Lines below containing the word "title" should be copied out.

Element data from apps and pages:
--------

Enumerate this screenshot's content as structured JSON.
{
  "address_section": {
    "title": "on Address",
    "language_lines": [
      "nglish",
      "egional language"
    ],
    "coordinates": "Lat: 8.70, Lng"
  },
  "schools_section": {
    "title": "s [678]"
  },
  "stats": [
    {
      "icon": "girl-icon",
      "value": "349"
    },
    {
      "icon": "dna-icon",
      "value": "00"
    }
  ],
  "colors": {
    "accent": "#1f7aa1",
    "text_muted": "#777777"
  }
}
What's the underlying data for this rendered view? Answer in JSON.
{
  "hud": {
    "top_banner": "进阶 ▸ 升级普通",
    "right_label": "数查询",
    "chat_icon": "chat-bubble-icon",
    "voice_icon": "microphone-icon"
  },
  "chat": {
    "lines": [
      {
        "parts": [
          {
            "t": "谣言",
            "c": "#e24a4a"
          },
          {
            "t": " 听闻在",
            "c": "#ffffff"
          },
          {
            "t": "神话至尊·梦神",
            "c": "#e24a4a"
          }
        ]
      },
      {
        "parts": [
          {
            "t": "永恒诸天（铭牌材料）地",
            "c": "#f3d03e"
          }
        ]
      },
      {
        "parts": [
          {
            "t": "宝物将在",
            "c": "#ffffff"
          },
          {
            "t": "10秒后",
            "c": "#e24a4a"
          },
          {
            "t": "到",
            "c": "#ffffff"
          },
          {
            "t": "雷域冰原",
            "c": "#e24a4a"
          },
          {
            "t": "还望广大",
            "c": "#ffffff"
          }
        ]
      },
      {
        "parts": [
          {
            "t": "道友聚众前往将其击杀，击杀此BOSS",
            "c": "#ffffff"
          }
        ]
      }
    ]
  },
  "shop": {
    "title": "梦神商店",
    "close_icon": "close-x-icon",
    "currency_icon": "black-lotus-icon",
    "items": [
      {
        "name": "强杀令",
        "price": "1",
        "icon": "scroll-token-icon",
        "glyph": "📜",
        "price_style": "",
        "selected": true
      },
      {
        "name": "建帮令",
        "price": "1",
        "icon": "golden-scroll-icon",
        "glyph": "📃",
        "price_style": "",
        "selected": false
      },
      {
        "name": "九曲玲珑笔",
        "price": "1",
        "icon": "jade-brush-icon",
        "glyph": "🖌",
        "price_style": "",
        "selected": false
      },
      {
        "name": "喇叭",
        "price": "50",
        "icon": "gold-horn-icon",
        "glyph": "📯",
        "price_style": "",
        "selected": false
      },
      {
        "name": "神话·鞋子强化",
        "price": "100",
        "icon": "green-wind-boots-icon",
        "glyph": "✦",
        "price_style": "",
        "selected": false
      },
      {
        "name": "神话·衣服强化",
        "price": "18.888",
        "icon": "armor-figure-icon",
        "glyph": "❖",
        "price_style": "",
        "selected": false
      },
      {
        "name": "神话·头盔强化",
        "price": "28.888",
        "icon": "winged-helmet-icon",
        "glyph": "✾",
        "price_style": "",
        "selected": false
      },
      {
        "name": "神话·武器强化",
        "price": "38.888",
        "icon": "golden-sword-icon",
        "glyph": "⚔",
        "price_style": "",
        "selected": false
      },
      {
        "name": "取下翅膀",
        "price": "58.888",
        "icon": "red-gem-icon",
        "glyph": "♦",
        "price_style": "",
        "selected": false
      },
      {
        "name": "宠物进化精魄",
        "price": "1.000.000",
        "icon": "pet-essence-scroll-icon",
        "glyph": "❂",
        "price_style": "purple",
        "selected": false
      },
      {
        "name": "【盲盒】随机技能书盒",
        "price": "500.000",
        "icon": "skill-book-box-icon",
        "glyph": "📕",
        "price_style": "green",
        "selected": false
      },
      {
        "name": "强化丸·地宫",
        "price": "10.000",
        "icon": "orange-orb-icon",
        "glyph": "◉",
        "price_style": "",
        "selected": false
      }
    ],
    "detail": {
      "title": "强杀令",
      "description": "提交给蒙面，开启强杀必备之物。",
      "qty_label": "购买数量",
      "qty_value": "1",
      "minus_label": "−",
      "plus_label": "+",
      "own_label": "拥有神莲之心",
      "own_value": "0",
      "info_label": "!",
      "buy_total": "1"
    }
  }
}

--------

▸ **Output for this exercise**
    "title": "on Address",
    "title": "s [678]"
    "title": "梦神商店",
      "title": "强杀令",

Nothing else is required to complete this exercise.